Now for the not-so-hot-stuff in 14393...;)
Only "fly" in my particular ointment is the continuing SHA-256 AMD Crimson GPU driver certificate-signing problem that has afflicted all builds of Win10 & all AMD Crimson driver versions since the first AMD GPU driver signed with a SHA-256 certificate. It's not *that* bad an issue atm since Win10x64 will still install and run the SHA-256 signed certificate drivers so long as the user turns off secure boot...! Which of course defeats the entire purpose behind moving the OS to UEFI in the first place, imo--if secure boot must be turned off.
Anyhoo...not too many more builds before this year's 'hot tamale' OS release is ready for its official debut, eh? Shaping up and coming together nicely, imo.
(It's late and any errors are entirely my own!)
I don't know what triggered updating errors with some computers, I run into only one or couple of problems with all the builds when it wouldn't update. One was when I somehow got kicked out of insider program (it was TP at that time) but got it fixed with some help. The other one was few updates back when everything got downloaded but wouldn't install until I did it manually after second unsuccessful try.
All the while I was experimenting a lot and had to restore with MR but that's obviously my fault so no complaints there.
No clean installs, W7 ( 3+ years old) > 8 > 8.1 > 10.
Upgrades got much smoother starting with RTM W8 even with triple BOOT, 2 windows, 1 Linux, ever since W8 I didn't have to uncouple other disks with other OS on them, with XP-W7-Linux i used to disconnect drives that were not upgraded or it would make a mess out of BOOT options and menus.

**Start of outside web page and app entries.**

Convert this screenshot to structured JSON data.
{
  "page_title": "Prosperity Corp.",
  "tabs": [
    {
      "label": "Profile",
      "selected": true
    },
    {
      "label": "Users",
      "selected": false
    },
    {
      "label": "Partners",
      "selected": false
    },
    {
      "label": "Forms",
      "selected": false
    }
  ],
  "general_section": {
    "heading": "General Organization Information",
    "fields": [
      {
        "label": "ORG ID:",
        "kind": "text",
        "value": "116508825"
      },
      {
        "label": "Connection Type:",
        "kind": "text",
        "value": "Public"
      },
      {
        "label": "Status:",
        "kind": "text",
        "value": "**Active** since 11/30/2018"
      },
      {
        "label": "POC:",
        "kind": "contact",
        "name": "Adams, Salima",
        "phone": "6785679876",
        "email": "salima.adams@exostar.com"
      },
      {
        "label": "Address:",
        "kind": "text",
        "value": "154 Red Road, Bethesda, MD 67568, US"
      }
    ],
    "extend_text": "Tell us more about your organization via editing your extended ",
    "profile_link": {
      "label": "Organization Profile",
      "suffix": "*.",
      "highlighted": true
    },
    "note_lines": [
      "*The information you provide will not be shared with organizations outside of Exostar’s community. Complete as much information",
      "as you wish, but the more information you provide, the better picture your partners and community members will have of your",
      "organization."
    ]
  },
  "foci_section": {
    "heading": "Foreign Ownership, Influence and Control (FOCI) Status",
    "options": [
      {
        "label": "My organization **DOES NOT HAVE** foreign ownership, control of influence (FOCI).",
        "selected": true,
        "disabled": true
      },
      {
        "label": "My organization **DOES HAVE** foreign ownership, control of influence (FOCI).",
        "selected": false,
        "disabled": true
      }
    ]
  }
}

All those updates/ upgrades got MS more experience and streamlined the process.
P.S. I don't remember just when it started but even with triple boot I don't have to choose which disk to boot from during upgrades. Very positive move in my eyes.